[CentOS] two cents or not two cents

Thu Dec 16 23:19:21 UTC 2010
Keith Roberts <keith at karsites.net>

On Fri, 17 Dec 2010, Sean wrote:

> To: centos at centos.org
> From: Sean <soso at orcon.net.nz>
> Subject: [CentOS] two cents or not two cents
> Hello Producers
> "Longevity of Support" is an attractive drawcard for CentOS if it means
> the exact opposite of Fedora's "short support cycle" that does not
> provide updating of infrastructural libraries for very long, libraries
> which newer versions of applications (like Firefox, Thunderbird, Opera
> etc) depend on and which wont install unless the libraries are also
> newer versions? But is that what it means -- ie that those
> infrastructural libraries (libpango, libcairo etc) are continuously
> updateable to fairly recent versions?
> If so, the problem is in reconciling that meaning with the reputation of
> CentOS to only support older versions of applications (eg Firefox-1.5,
> Thunderbird-1.0 etc). It does reconcile, of course, if  the implications
> are merely that the CentOS user must compile and install the later
> versions of such applications from source, rather than having the luxury
> of pre-packaged binaries. It doesn't reconcile if there is some other
> critical reason why newer such applications just wont install. But which?
> I ask here because the profusion of vague mission statements and
> 'target-enduser-profile' claims that litter the internet re '*nix
> distros' seldom actually address those real issues. And hopefully
> someone can enlighten. My complex production & developement desktop
> takes months to fully port to a new OS (or OS-version), so OS updates to
> get library updates (ala Fedora philosophy) becomes increasingly untenable.

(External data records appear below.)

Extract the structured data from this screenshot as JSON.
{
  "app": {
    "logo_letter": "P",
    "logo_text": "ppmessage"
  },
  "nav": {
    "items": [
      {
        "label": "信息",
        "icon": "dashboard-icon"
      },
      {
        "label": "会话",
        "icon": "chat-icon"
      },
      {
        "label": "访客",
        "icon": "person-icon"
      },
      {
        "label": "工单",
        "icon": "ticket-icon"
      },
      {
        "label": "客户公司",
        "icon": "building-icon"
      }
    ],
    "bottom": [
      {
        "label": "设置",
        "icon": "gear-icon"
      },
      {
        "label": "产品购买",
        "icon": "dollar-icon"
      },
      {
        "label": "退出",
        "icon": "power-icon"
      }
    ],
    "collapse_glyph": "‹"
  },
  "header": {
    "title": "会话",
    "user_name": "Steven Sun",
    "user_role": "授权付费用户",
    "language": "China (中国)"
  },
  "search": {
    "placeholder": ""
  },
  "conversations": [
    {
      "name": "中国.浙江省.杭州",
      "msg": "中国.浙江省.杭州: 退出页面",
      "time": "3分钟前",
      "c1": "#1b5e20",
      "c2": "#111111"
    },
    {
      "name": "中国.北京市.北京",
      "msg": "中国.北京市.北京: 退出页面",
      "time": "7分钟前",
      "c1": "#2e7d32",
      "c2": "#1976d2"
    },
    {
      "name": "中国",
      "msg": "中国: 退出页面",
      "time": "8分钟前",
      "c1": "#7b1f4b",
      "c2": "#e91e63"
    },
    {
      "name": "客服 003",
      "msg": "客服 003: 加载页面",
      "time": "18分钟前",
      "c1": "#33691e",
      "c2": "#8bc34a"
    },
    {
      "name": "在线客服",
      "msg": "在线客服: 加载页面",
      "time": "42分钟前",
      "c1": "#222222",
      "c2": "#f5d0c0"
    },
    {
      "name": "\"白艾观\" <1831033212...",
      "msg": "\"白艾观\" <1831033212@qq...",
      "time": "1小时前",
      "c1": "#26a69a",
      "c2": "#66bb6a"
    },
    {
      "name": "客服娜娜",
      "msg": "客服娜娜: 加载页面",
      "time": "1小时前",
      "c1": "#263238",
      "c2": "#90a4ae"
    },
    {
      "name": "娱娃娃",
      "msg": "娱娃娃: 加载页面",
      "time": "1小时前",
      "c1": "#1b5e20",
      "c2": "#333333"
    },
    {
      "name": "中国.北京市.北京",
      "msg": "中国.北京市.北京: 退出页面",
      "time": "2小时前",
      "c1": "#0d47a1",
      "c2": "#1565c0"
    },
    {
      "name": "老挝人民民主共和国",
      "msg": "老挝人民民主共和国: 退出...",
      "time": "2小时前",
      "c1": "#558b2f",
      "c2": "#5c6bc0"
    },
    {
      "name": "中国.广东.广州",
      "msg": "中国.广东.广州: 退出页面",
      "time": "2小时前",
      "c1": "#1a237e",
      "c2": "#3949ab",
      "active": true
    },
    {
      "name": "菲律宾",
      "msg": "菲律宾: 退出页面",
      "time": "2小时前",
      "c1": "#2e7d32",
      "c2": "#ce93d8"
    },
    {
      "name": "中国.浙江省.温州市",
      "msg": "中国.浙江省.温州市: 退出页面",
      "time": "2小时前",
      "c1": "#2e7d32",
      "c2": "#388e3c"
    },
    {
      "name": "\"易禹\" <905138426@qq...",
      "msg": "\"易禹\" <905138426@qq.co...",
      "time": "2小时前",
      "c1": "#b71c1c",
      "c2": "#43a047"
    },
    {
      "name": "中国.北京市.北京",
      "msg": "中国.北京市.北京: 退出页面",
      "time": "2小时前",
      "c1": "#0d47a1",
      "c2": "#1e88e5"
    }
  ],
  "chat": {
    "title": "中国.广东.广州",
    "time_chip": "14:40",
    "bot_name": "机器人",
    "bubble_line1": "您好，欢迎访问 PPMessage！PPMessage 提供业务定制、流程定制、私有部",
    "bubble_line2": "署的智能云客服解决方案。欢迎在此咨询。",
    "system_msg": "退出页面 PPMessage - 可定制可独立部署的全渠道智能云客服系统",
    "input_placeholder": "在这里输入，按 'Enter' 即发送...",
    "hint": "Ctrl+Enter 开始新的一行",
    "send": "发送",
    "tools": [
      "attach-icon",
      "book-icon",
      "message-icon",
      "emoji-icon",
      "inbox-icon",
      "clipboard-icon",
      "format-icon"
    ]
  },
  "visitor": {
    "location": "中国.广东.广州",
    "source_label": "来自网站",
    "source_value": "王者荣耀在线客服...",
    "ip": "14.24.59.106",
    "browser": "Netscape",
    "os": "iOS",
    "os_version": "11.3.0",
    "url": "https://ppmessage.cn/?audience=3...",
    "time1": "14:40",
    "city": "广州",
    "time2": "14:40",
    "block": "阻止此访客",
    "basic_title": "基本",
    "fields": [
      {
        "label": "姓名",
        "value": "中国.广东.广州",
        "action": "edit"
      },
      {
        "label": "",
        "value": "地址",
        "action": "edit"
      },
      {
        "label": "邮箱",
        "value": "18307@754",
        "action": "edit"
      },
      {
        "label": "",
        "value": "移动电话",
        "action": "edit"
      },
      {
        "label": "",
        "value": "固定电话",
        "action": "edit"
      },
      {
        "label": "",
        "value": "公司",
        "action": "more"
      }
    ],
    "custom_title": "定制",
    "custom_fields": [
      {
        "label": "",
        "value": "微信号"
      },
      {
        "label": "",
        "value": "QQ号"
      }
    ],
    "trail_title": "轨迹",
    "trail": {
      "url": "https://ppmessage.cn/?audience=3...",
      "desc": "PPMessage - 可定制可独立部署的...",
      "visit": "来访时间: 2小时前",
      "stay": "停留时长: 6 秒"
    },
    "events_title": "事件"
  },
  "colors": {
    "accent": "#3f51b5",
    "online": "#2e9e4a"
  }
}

You might be interested in giving my ALI scripts a whirl on 
a spare machine (even an old laptop)  to start with, so you 
get used to how they work.

I wrote these especially to deal with doing a fresh linux 


I can set up the services I want running in under 10 
seconds. Beats sitting there doing it manually for 3 days!

The general idea is that you modify the installer scripts to 
work with a particular system - just do it one time. Then 
you can replay the scripts as often as you want, to 
re-install your system.

Please let the list know if they help with your 
installation/update woes.

BTW. Some applications such as Firefox need to be updated to 
their latest versions, otherwise websites will not work with 
an older version. I had these issues with running an 
old version of FF on Fedora 8. I went from F8 to F12 using 
my ALI scripts without any problems.

Kind Regards,

Keith Roberts

In theory, theory and practice are the same;
in practice they are not.

This email was sent from my laptop with Centos 5.5